Fans are in a different town (Android phone, for example) and find it impossible to see the game in person, unless the game is played in their own town. Until then, they can however watch the game via streaming (respond via SMS). Can a coach still book sessions with such fans?
Can the Wiztr play still go on?
Answer to a question like that should have been clear from the starting point of the idea (0). If it isn’t, it will likely become very clear during the journey. And, that is what happened.
I started with both the coach and the parent requiring the app to find it mutually useful. That flawed mindset changed along the way.
Pun intended here — Play this 2-min video (below) and you will see in the first few seconds how the coach can PLAY even when the fan (student/parent) isn’t yet in the stadium (Wiztr app for iPhone):
Lesson 3: I want you to want me. Even more than I need you to need me :=)

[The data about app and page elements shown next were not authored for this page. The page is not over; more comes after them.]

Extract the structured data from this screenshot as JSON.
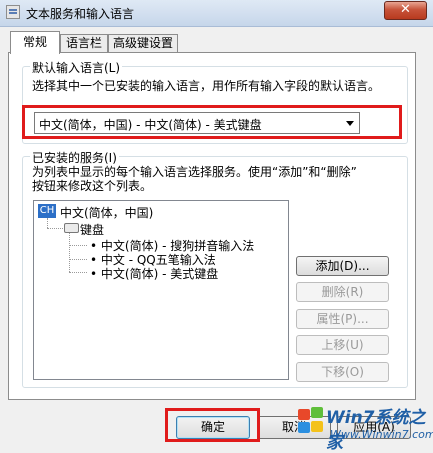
{
  "window": {
    "title": "文本服务和输入语言",
    "close_glyph": "✕"
  },
  "tabs": [
    {
      "label": "常规",
      "active": true
    },
    {
      "label": "语言栏",
      "active": false
    },
    {
      "label": "高级键设置",
      "active": false
    }
  ],
  "default_language": {
    "group_title": "默认输入语言(L)",
    "description": "选择其中一个已安装的输入语言，用作所有输入字段的默认语言。",
    "selected": "中文(简体，中国) - 中文(简体) - 美式键盘"
  },
  "installed_services": {
    "group_title": "已安装的服务(I)",
    "description_line1": "为列表中显示的每个输入语言选择服务。使用“添加”和“删除”",
    "description_line2": "按钮来修改这个列表。",
    "tree": {
      "language_badge": "CH",
      "language": "中文(简体，中国)",
      "keyboard_label": "键盘",
      "items": [
        "中文(简体) - 搜狗拼音输入法",
        "中文 - QQ五笔输入法",
        "中文(简体) - 美式键盘"
      ]
    },
    "buttons": {
      "add": "添加(D)...",
      "remove": "删除(R)",
      "properties": "属性(P)...",
      "move_up": "上移(U)",
      "move_down": "下移(O)"
    }
  },
  "footer": {
    "ok": "确定",
    "cancel": "取消",
    "apply": "应用(A)"
  },
  "watermark": {
    "title": "Win7系统之家",
    "url": "Www.Winwin7.com"
  },
  "colors": {
    "highlight": "#e01b1b",
    "accent": "#2c6fc7"
  }
}
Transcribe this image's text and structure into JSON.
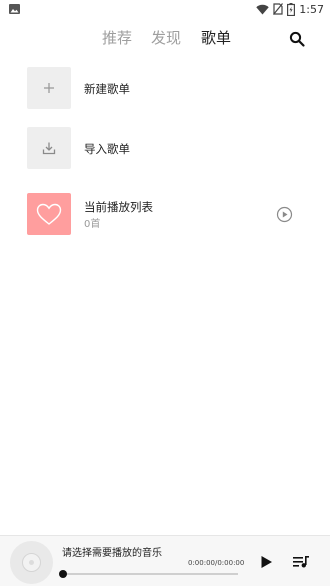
{
  "status_bar": {
    "time": "1:57",
    "icons": [
      "image-icon",
      "wifi-icon",
      "no-sim-icon",
      "battery-charging-icon"
    ]
  },
  "header": {
    "tabs": [
      {
        "label": "推荐",
        "active": false
      },
      {
        "label": "发现",
        "active": false
      },
      {
        "label": "歌单",
        "active": true
      }
    ],
    "search_icon": "search-icon"
  },
  "playlists": {
    "new_label": "新建歌单",
    "import_label": "导入歌单",
    "current": {
      "label": "当前播放列表",
      "count": "0首"
    }
  },
  "player": {
    "title": "请选择需要播放的音乐",
    "time": "0:00:00/0:00:00",
    "progress": 0
  },
  "colors": {
    "accent_pink": "#ff9e9e",
    "tile_gray": "#eeeeee",
    "inactive_tab": "#9e9e9e"
  }
}
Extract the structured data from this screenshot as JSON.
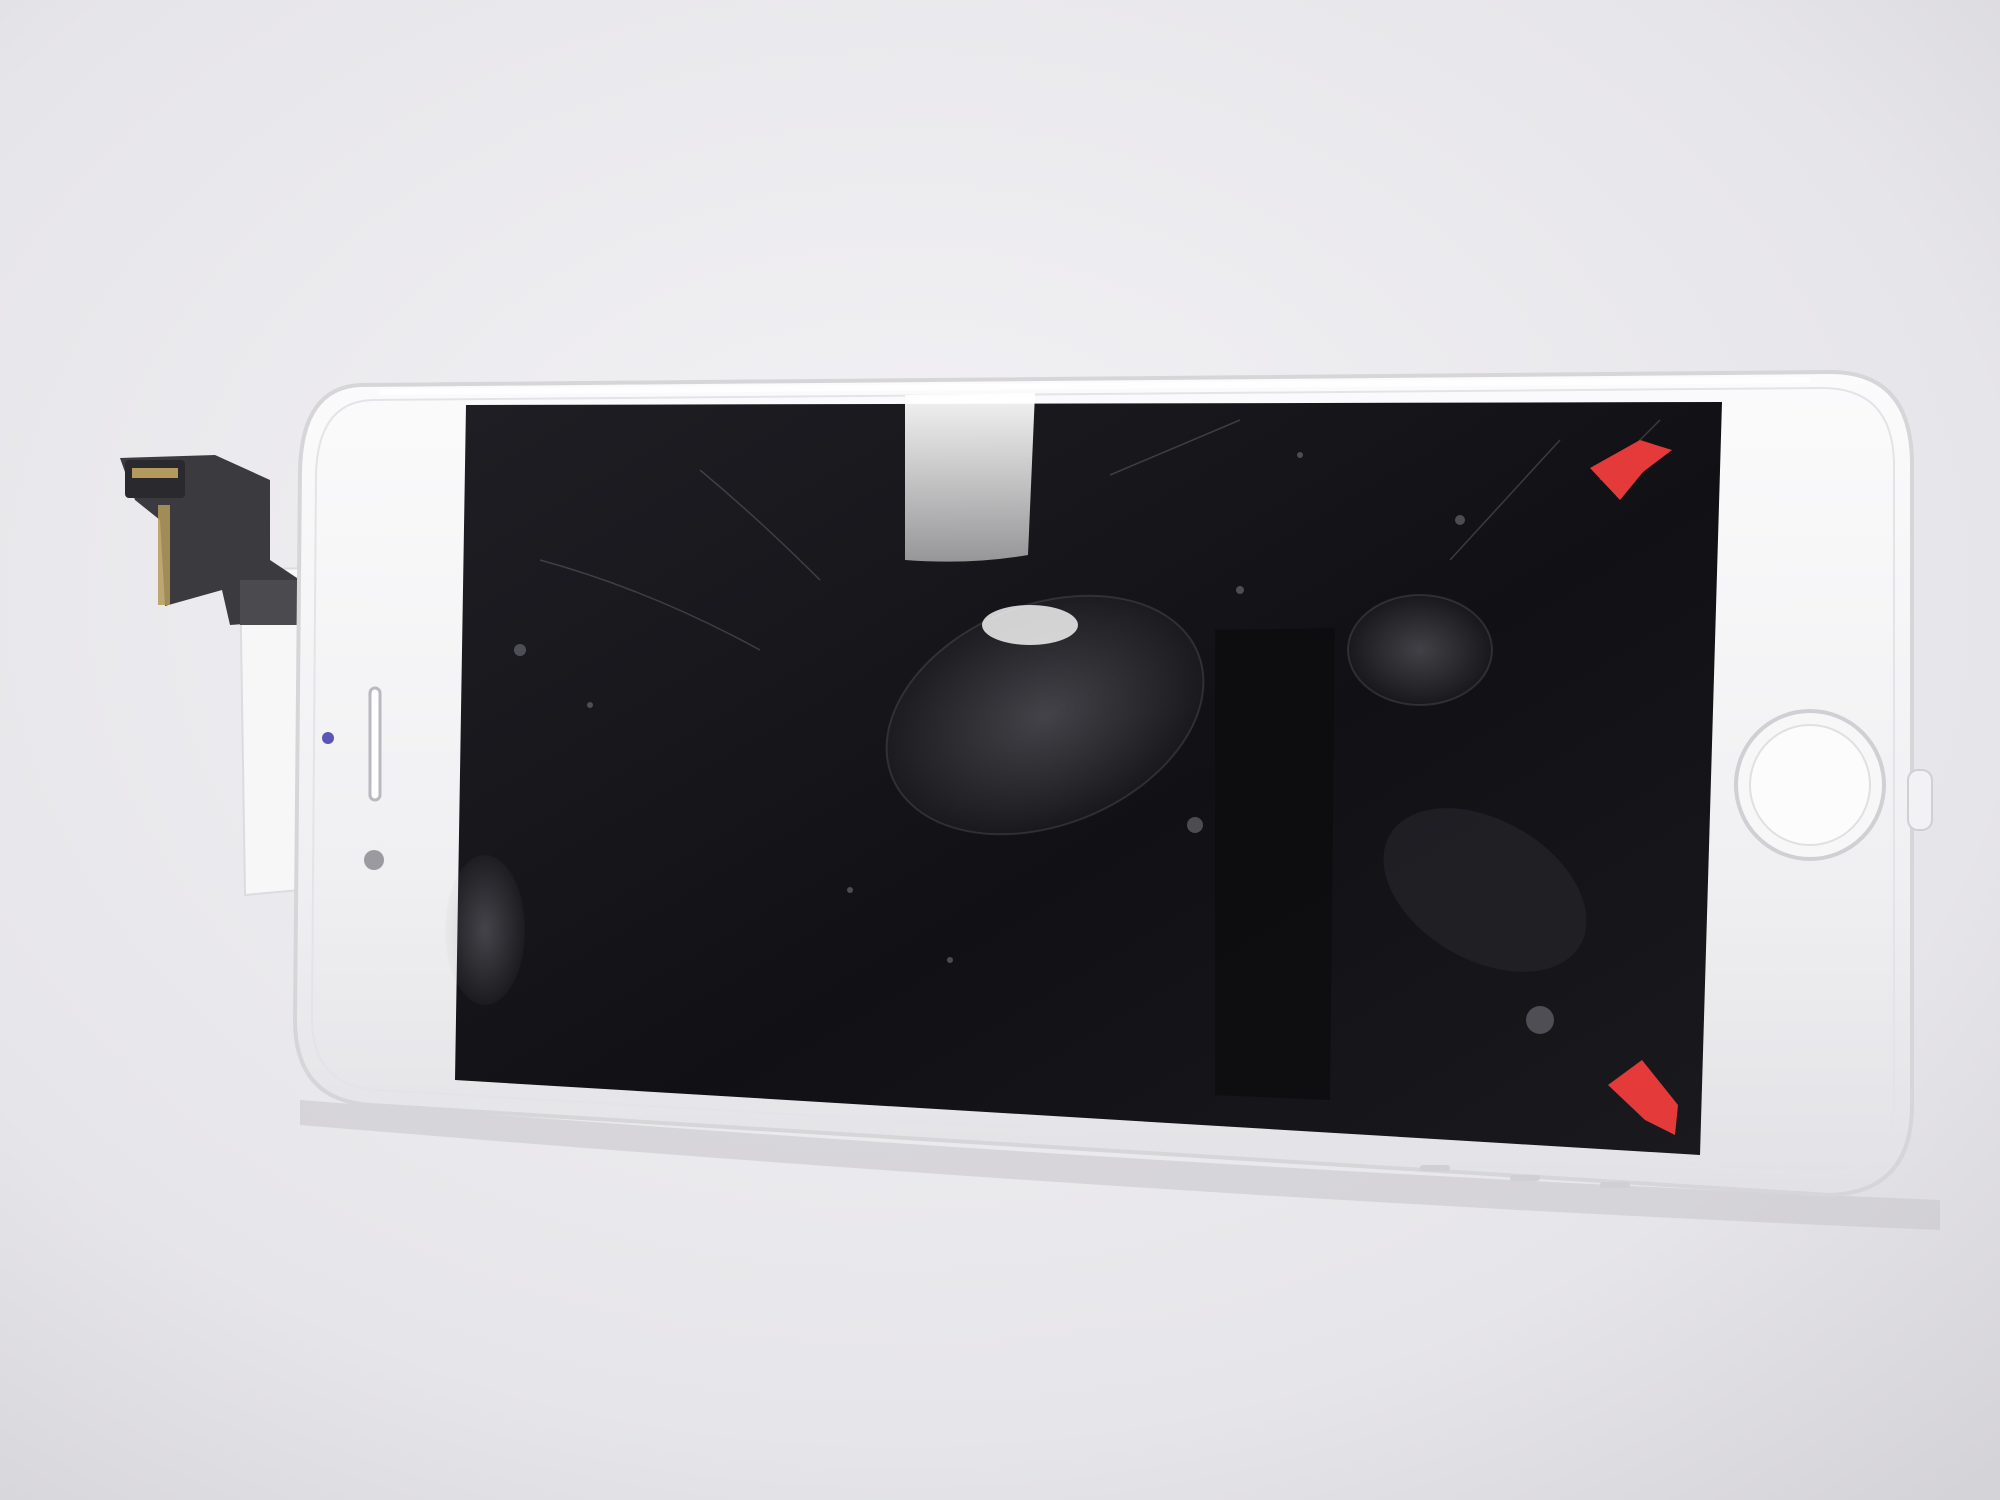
{
  "scene": {
    "subject": "iphone-screen-assembly",
    "colors": {
      "background": "#ecebee",
      "background_shade": "#d9d8dd",
      "frame": "#f4f4f5",
      "frame_edge": "#d6d6d9",
      "display": "#16161a",
      "flex_cable": "#3b3b3f",
      "connector": "#b49a5c",
      "protective_tab": "#e53a3a",
      "camera_dot": "#5b55b8",
      "sensor_dot": "#9a9aa0"
    },
    "icons": {
      "home_button": "home-button-ring",
      "earpiece": "earpiece-slot",
      "tabs": "red-arrow-tab"
    }
  }
}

Remember that old Cheap Trick song? If not or never heard of it until now, you can watch it here.
Well, the song or at least its opening verse — I want you to want me — has become somewhat of an affirmation for me in my product development journey. The question however that it has led to is .. but how?
The product I am building has two primary actors: Coach and Parent of a student.

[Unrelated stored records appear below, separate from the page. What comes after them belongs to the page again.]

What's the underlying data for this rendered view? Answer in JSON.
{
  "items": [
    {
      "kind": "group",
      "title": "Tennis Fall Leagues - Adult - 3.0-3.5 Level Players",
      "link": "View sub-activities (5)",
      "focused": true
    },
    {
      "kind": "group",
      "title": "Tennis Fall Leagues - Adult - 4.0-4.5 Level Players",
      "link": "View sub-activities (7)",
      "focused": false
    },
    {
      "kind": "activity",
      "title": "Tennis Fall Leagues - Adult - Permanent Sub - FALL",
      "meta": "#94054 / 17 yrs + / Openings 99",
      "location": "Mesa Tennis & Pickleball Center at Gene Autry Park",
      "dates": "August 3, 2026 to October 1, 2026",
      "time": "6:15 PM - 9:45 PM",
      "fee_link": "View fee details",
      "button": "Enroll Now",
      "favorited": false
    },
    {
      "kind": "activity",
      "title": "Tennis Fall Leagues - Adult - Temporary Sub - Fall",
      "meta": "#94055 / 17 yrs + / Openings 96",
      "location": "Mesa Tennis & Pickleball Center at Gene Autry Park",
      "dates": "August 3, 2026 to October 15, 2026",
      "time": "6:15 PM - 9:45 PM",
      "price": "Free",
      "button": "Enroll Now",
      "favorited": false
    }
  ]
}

For the sake of this post, let us suppose the need for both these actors has been clearly articulated and understood. And, the MVP addresses their individual needs.
Is that enough to succeed?
The product I am building is a mobile app. Per this report from last year, the average person looks at his or her phone 46 times every day.
Now, say I want 5 out of those 46 times (say 10%) to be due to compelling reasons my product provides.
If so, what could they be? For the coach? For the parent?
Are the reasons related to emotion? Money? Recognition?
Perhaps, it is emotional for the parent. Monetary for the coach. Recognition for the student.
Perhaps, something else. It is easier to say which, with the benefit of hindsight and after looking at hard data and dancing around biases.
For now, all I have are strong convictions on some hypotheses for the two primary actors. Hypotheses that address the following two questions:
- Can my product increase the earning potential of a coach without increasing the active student count?
- Can my product help busy parents stay involved in their child’s coaching more than they are able to presently?
1 (release of version 1) is the destination of my current journey. And, yet it is not my destination. Destinations are fleeting and anti-climactic. I should know by now. The header image of this post was on my way to the summit of Mount Elbrus.
The journey always continues. 0 resets to the old 1, the new normal. And, there is a new 1 visualized. Which already, for me, is the realization of my want .. for my product’s users to want me.
More articulate people might refer to this as achieving product/market fit!
But my 11-year old rejected it as complex, adult speak 🙂
So I ll stick with I want you to want me and continue to endeavor in my journeys to make that happen.